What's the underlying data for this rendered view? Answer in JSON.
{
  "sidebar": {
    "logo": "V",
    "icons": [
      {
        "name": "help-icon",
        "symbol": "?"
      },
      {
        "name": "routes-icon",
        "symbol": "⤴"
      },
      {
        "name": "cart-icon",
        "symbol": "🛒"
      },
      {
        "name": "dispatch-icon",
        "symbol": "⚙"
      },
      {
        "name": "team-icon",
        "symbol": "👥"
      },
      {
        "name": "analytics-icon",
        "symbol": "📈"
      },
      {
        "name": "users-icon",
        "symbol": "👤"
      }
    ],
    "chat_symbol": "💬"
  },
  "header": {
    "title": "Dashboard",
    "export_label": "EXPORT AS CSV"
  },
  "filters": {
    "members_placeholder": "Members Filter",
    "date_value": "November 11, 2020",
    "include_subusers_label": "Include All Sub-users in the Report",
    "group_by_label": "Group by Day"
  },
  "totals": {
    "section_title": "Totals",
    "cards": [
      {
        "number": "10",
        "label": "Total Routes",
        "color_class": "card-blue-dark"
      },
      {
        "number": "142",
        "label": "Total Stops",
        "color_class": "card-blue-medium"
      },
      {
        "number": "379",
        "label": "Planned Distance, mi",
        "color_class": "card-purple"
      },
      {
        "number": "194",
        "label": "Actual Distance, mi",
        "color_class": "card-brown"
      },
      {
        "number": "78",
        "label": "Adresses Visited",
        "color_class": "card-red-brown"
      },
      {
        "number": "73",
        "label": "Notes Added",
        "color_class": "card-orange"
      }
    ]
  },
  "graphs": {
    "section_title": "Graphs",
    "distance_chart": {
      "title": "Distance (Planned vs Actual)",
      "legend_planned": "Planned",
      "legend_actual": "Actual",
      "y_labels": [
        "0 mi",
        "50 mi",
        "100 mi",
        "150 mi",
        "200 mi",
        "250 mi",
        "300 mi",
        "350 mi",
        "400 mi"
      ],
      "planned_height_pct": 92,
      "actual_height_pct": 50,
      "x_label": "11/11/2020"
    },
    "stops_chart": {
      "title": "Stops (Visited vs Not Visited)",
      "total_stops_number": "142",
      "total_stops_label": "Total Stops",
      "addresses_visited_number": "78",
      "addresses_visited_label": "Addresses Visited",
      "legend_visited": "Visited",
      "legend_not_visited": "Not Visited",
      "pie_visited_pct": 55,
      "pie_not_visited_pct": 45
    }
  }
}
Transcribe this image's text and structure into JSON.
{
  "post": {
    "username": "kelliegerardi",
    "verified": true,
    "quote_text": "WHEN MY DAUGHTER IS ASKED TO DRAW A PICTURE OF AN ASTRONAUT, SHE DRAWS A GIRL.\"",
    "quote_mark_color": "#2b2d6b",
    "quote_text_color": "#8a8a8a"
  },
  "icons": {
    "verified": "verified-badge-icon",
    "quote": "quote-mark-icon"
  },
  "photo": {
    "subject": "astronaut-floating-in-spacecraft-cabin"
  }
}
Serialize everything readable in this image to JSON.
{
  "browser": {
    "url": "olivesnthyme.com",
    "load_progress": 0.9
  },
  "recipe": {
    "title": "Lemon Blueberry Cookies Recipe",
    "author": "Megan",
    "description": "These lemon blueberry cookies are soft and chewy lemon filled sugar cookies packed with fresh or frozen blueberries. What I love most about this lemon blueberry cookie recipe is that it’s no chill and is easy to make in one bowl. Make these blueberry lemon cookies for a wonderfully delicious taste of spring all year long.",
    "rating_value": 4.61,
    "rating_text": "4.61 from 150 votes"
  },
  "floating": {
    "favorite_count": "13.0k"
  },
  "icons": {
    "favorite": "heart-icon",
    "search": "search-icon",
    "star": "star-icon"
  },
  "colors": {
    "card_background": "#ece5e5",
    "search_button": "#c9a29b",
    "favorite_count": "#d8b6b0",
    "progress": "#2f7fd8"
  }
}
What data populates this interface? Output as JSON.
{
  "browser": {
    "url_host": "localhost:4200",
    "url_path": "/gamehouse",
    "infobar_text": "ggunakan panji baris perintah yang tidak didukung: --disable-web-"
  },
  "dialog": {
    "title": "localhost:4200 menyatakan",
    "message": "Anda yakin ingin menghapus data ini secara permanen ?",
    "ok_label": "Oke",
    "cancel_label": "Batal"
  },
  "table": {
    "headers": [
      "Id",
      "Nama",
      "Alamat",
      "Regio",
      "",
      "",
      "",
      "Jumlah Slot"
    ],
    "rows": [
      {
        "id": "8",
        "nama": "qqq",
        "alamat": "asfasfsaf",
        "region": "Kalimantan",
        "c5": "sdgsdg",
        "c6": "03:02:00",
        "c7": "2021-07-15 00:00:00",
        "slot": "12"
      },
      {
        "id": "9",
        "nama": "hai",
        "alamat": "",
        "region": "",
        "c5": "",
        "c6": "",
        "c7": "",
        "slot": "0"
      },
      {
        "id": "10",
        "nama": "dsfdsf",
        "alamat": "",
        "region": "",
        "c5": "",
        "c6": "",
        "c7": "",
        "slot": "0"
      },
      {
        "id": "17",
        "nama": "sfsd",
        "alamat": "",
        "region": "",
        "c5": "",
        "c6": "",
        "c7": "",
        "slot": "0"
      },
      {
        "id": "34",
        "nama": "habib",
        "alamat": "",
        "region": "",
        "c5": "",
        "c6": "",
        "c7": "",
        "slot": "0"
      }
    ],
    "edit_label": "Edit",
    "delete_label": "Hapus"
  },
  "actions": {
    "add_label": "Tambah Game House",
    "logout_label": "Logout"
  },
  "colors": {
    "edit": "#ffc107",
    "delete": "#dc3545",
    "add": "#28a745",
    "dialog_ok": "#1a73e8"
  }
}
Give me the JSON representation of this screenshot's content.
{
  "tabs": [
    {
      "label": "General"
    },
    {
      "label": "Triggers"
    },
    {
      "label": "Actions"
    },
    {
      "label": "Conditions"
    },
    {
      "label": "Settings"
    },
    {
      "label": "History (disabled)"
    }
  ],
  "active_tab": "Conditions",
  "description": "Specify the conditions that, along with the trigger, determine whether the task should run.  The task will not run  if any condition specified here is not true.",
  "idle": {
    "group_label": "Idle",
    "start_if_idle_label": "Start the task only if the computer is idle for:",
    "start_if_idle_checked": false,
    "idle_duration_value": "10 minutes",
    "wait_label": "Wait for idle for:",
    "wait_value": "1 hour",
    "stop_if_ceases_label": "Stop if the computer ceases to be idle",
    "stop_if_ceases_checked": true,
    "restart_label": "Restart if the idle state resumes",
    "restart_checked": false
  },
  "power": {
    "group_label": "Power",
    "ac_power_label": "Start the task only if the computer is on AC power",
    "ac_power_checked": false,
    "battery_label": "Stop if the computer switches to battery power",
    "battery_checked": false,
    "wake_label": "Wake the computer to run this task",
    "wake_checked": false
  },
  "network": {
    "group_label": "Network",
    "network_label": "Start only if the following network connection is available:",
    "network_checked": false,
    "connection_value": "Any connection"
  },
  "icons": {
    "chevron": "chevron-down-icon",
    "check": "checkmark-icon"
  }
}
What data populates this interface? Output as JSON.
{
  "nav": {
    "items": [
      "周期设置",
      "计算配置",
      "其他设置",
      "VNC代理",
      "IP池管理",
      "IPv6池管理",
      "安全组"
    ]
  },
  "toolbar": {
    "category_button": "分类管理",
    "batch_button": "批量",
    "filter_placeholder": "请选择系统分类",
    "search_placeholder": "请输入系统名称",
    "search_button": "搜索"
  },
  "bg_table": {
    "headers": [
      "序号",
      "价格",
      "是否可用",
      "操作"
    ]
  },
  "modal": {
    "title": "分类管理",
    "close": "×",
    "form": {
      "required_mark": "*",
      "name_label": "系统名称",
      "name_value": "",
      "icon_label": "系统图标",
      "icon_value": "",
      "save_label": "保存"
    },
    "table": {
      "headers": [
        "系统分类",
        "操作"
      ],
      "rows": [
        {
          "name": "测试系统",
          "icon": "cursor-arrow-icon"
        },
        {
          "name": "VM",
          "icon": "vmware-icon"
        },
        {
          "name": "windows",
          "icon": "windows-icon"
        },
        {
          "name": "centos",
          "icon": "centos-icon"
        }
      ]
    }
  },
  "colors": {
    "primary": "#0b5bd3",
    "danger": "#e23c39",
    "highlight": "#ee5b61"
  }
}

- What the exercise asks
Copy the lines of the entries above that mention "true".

- Output
    "verified": true,
  "description": "Specify the conditions that, along with the trigger, determine whether the task should run.  The task will not run  if any condition specified here is not true.",
    "stop_if_ceases_checked": true,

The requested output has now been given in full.